● DIRECTIONS
All entries need to be written out again exactly, without their pictures.

*** Opening of EXCERPTED DATA ***

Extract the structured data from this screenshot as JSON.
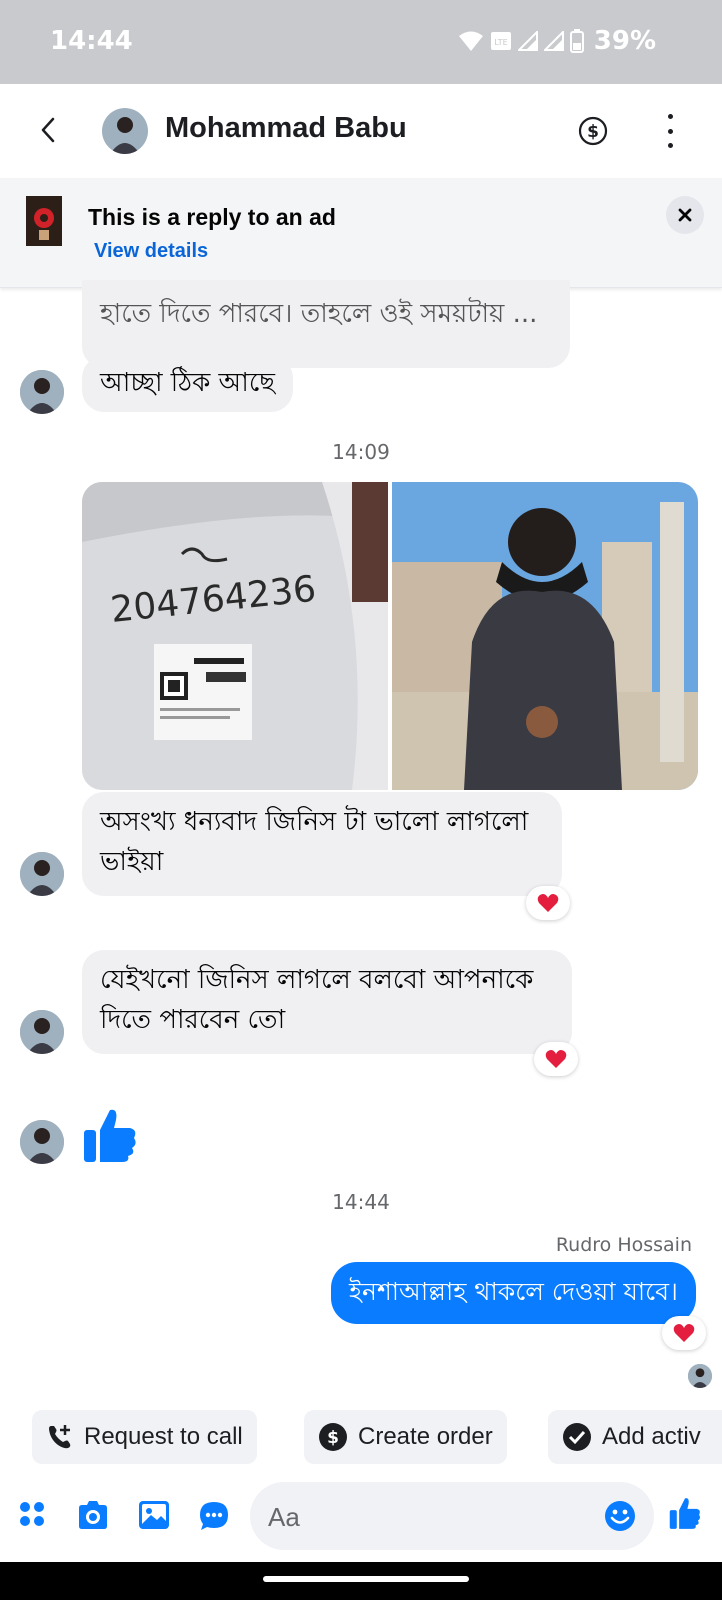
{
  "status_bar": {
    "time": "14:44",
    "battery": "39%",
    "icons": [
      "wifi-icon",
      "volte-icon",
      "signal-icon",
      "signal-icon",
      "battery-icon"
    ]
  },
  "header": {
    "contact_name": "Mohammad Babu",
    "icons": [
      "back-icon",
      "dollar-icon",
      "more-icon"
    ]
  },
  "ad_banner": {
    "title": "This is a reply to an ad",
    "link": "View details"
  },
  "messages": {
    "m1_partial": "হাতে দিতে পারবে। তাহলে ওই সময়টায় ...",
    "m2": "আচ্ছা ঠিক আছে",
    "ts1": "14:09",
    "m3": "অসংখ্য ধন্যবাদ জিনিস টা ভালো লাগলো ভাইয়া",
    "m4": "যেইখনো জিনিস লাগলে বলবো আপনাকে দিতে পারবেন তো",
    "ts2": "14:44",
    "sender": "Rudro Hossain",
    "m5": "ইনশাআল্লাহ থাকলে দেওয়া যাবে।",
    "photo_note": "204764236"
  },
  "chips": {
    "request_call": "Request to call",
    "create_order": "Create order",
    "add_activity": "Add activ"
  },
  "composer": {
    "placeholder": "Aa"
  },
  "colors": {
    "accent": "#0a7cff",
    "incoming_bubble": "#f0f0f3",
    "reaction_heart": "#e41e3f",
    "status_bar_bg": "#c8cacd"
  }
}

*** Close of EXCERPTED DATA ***

● SOLUTION FOR THIS EXERCISE
Extract the structured data from this screenshot as JSON.
{
  "status_bar": {
    "time": "14:44",
    "battery": "39%",
    "icons": [
      "wifi-icon",
      "volte-icon",
      "signal-icon",
      "signal-icon",
      "battery-icon"
    ]
  },
  "header": {
    "contact_name": "Mohammad Babu",
    "icons": [
      "back-icon",
      "dollar-icon",
      "more-icon"
    ]
  },
  "ad_banner": {
    "title": "This is a reply to an ad",
    "link": "View details"
  },
  "messages": {
    "m1_partial": "হাতে দিতে পারবে। তাহলে ওই সময়টায় ...",
    "m2": "আচ্ছা ঠিক আছে",
    "ts1": "14:09",
    "m3": "অসংখ্য ধন্যবাদ জিনিস টা ভালো লাগলো ভাইয়া",
    "m4": "যেইখনো জিনিস লাগলে বলবো আপনাকে দিতে পারবেন তো",
    "ts2": "14:44",
    "sender": "Rudro Hossain",
    "m5": "ইনশাআল্লাহ থাকলে দেওয়া যাবে।",
    "photo_note": "204764236"
  },
  "chips": {
    "request_call": "Request to call",
    "create_order": "Create order",
    "add_activity": "Add activ"
  },
  "composer": {
    "placeholder": "Aa"
  },
  "colors": {
    "accent": "#0a7cff",
    "incoming_bubble": "#f0f0f3",
    "reaction_heart": "#e41e3f",
    "status_bar_bg": "#c8cacd"
  }
}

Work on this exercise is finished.